5:30pm: End of the day. I’m tired and dizzy and I have to double-check before I cross roads. I take the train home, plough up the hills toward home. At some point I lurch sideways into a fence and it’s just another bruise.

7:30pm: My child is asleep. I don’t want dinner. I never want dinner. I have four glasses of wine (because alcohol doesn’t count as calories) and I type words onto a screen until my fingers hit all the wrong places and all the songs I listen to are too meaningful.

11pm: I fall asleep on the couch, wake around 2am and drag myself to bed.


I’ve struggled about how to end this. Flippant, caustic, matter of fact?

Matter of fact wins.

4am: I wake up. My limbs feel like they’re filled with sand. My heart is beating like a hammer inside my chest. I have to sit up slowly, stand up even slower. I hold onto the door frame. And the whole day, the same as every single day, begins again. I feel like I’ve been alive forever.


Jenny Chapman said...

Can I come up for air, now, Anna? I'm going to have to go write another blog post now, damnit! Thank you - it's the truth of your day, of your struggle, that articulates mine.

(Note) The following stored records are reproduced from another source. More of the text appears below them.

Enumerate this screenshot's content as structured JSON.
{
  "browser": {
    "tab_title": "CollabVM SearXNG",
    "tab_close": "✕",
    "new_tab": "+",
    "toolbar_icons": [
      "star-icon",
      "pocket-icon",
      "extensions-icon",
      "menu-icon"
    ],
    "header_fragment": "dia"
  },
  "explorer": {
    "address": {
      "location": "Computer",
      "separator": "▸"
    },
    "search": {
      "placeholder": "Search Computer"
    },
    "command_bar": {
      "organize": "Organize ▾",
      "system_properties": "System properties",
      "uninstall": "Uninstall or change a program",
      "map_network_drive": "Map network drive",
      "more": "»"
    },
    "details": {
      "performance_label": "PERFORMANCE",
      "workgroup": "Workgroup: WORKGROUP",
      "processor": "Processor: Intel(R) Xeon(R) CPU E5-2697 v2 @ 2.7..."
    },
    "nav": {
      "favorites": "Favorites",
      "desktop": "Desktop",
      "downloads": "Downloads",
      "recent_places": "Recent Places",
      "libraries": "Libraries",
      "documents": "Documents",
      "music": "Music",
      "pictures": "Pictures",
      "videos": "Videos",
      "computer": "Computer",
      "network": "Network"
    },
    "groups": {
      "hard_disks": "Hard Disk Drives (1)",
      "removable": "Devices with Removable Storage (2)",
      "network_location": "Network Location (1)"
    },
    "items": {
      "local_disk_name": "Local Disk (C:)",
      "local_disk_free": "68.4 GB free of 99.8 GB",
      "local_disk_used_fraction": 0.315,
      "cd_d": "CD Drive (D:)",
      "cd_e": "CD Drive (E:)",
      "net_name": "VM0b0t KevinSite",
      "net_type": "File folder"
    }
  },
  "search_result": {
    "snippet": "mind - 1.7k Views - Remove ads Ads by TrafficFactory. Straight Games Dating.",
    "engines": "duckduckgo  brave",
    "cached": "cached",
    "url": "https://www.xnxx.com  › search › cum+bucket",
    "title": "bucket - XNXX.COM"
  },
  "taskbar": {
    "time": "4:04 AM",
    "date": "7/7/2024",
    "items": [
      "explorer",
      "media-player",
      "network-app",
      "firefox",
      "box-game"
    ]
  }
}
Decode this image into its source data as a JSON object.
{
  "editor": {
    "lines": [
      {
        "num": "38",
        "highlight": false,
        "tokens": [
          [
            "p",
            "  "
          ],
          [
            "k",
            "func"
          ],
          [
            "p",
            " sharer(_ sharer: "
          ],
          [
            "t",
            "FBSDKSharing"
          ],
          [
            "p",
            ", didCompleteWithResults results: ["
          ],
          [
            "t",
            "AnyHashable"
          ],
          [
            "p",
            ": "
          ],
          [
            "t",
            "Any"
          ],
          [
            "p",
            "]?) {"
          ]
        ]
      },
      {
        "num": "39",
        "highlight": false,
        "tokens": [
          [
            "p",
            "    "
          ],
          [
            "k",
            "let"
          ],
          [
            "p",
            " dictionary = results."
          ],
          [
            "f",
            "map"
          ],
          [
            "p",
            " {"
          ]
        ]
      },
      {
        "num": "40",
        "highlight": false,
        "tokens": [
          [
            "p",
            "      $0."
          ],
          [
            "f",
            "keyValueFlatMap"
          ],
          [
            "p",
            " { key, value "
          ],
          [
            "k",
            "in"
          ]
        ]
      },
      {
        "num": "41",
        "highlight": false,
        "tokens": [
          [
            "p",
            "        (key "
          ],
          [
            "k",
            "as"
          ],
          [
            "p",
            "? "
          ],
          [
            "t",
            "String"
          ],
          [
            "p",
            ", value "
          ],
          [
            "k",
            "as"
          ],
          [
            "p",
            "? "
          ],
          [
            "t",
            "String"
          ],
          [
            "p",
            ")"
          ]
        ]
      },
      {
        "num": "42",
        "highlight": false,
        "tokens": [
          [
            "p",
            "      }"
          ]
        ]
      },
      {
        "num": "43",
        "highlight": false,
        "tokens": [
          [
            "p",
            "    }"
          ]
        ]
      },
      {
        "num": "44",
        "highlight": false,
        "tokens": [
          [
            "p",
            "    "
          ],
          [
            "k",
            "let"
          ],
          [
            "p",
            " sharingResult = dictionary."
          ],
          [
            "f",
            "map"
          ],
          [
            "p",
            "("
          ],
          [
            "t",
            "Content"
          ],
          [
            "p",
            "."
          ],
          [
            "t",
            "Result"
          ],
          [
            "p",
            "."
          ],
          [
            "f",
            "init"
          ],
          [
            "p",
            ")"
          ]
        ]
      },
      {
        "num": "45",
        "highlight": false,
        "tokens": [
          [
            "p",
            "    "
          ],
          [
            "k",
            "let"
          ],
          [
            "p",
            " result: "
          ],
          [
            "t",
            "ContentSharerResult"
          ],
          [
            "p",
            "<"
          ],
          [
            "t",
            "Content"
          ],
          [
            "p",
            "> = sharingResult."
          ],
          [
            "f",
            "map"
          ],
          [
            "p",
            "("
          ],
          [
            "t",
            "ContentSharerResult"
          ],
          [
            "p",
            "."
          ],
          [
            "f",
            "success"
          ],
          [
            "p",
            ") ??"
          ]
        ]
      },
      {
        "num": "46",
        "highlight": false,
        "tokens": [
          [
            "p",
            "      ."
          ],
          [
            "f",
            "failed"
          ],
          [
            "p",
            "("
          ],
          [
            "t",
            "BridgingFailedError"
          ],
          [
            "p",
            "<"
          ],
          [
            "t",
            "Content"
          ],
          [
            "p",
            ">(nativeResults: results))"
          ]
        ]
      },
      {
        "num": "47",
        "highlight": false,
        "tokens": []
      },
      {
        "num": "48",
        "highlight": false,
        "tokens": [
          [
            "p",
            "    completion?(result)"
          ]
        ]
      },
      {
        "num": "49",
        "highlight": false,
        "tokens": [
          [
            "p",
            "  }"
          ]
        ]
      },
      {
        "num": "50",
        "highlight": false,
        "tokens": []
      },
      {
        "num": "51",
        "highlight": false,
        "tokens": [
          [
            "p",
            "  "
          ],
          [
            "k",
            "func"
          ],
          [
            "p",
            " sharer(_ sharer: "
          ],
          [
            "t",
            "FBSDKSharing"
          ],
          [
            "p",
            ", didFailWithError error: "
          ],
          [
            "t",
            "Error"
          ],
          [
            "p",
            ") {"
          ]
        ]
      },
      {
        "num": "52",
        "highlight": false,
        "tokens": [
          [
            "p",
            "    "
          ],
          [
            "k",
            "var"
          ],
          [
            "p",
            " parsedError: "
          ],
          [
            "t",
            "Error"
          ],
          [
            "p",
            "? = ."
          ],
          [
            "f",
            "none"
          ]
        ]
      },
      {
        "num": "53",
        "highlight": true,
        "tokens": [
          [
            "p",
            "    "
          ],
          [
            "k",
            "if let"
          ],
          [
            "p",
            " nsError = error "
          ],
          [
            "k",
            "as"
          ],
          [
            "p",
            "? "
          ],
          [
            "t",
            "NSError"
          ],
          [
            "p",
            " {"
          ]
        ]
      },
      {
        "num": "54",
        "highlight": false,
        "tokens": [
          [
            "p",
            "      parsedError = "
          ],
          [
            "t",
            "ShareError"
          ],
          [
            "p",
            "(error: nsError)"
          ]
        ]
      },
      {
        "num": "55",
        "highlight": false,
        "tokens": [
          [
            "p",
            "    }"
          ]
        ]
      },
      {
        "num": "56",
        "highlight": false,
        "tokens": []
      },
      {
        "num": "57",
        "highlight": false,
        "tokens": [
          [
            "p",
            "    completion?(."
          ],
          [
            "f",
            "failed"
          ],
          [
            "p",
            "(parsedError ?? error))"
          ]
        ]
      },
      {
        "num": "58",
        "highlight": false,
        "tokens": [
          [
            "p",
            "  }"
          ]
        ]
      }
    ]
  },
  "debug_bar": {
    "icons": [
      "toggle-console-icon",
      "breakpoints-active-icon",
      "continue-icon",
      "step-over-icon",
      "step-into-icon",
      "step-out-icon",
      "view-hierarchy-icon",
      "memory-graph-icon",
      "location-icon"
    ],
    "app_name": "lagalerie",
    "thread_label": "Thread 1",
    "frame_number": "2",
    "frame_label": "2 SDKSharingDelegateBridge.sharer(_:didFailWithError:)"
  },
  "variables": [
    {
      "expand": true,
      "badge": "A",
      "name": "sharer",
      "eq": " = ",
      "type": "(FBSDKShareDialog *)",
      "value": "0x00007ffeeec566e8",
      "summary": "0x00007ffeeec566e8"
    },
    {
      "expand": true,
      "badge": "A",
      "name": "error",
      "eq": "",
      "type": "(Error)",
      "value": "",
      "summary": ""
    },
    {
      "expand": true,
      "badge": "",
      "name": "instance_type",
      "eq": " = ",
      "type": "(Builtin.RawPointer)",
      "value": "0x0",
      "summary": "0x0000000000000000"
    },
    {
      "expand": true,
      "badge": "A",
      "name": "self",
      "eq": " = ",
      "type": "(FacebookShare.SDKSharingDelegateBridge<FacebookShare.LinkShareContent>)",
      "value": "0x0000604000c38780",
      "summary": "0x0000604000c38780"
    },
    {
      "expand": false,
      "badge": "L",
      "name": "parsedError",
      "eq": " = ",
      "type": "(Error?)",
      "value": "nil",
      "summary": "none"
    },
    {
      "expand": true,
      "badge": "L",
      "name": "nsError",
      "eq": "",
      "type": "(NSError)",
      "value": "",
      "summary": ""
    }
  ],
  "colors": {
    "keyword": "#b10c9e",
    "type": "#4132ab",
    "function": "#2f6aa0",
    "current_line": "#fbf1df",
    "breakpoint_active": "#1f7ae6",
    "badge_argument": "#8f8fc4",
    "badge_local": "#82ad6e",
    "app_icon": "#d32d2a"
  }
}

Anna said...

Ha, yes, it's a bit like that, isn't it?

You'll have to let me know when you write your blog post, too :)